Skip to main content

For the first time this year, will offer HD coverage of March Madness online.DETROIT
Interest in college basketball continues to expand beyond geographical and media borders as the NCAA ramps up coverage of March Madness.

A new Asian broadcast deal, Web content syndication, wireless and online initiatives (including HD streaming), along with an expected record attendance for the Final Four at Detroit's Ford Field football stadium all contribute to the event's continuing popularity.

"The 2009 NCAA Men's Final Four will touch more people in more ways than ever before," said Greg Shaheen, NCAA senior vice president of basketball and business strategies.

March Madness officially tips off with "Selection Sunday," March 15. ESPN will broadcast the "Play in Game" between the 64th and 65th contenders, March 17. CBS will take over the Big Dance, from Round One (March 19-20) through the National Championship on April 6.

The NCAA's deal with the newly formed Hong Kong-based All Sports Network pay-TV service could add an additional 225-250 million viewers in Asia. Xinhua Sports will provide the telecast in China.
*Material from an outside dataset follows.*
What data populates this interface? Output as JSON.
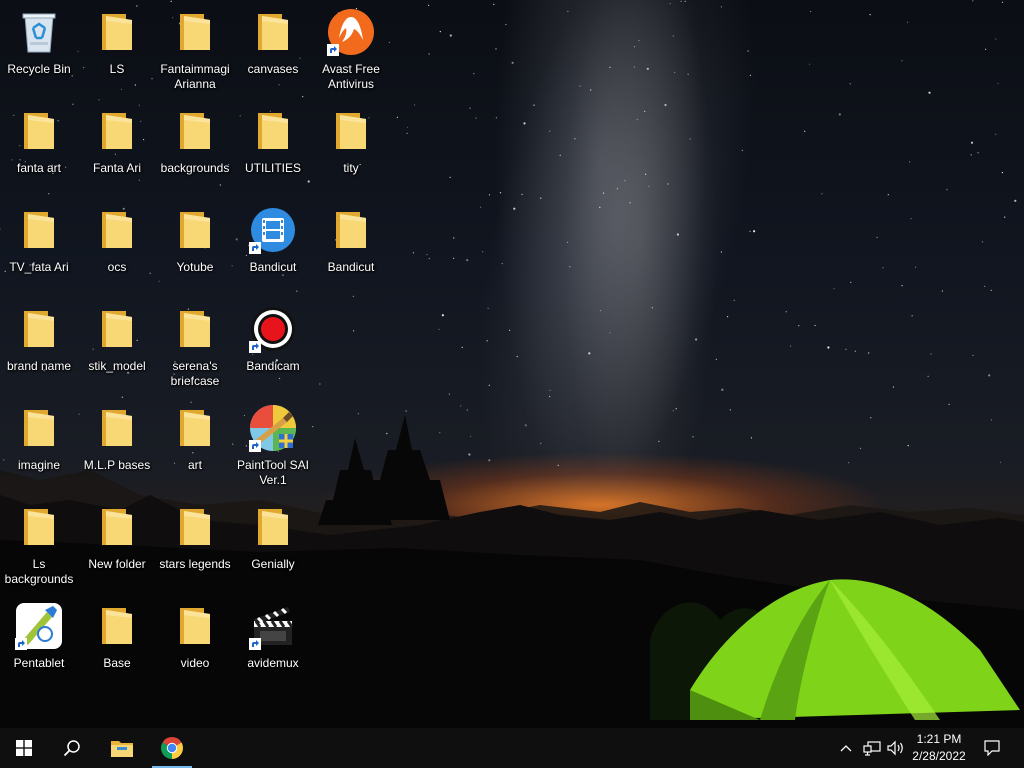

"[ASN will] probably take about 25 games total, one for each of the potential windows; we deliver about 27 games on a multilateral basis," said Rich Lefler, principle, R&S Consulting, the seven year-old New York-based media consultancy that brokered the deal. "The pan-regional footprint for that many games is new."

A record number of fans is expected to attend the Final Four the weekend of April 4-6, according to the NCAA.

The 2 million-square-foot Ford Field hosts an average 65,000 NFL fans during Detroit Lions' games. According to Bob Gardner, senior director, facility management, unlike other stadiums, basketball games held in Ford Field are not half-stadium events; they're "50-yard line configurations," he said.

Specially built risers and bleachers such as those found in Ford Field accommodate even larger crowds for college basketball.

"The NCAA's riser system for the 2008 regionals went up and over our walls [by] 12 rows. We're going up 21 rows for the Final Four," said Gardner. "They've extended that rise of three to four inches [between rows for NFL games] to eight or nine in some circumstances."

Basketball-oriented sightlines also required raising the basketball court itself by 29 inches, said Gardner. The higher elevation raised new challenges for broadcast.

"We [use] robotic cameras that are set on the floor level at the free throw line, which shows the free throws and gives you a feeling for the crowd in the background," said Ken Aagaard, executive vice president, operations and production services, CBS Sports. "The raised floor [would] expose them."

At press time, CBS was working on alternative sight lines, a new FlyCam package and virtual graphics application, as well as a new approach to accommodate the talent.

"We have to put our announcers at courtside on a platform so that we can get them at least half-way up, otherwise they'd be looking at everyone's sneakers; but you don't want to block too many seats," Aagaard said.

The 50-yard line configuration also presented challenges for broadcast, (half court setups cede half the area for basketball, the other half for media).

The stadium planned to convert 20,000 square feet of basement storage into a media hospitality area with interview rooms, according to Gardner, necessitating the installation of telecommunications, air conditioning, power, lighting and other accoutrements.

"That's just part of it," he emphasized. "We have to make network compounds on the outside of the building—and get the cabling from the outside areas around the perimeter back to the building."

Ford Field in Detroit, which hosted the 2008 NCAA Men's Midwest playoffs, will be the site of the Final Four this year.NEW MEDIA

Online streaming of the NCAA playoffs has become extremely popular since CBS launched "March Madness on Demand" in 2003.

Last year, MMOD started showing all 63 games—from the first round of the tournament through the semifinal and final games of the Men's Final Four—making it the only major sporting event broadcast live and in its entirety for free on the Internet. According to CBS, approximately 4.8 million users logged onto MMOD in 2008, garnering $23 million in ad revenue.

This year, CBS will offer its first ever live, high-quality stream of a major sporting event by adding the option of HD online via Microsoft's Silverlight. The player will stream the enhanced hi-def content at up to 1.5 Mbps; an SD player will serve up the action at about 550 kbps. Both will be offered free of charge beginning March 19.

In addition, significantly more partner Web sites will link directly into MMOD, said Jason Kint, senior vice president and general manager for

"It's pretty turnkey—it's literally a snippet of code that they can put on their [Web] sites [that will] drive people in," said Kint of the application. "We've made it even simpler this year, so they have the ability to link straight into specific games if they want, rather than in through the front door."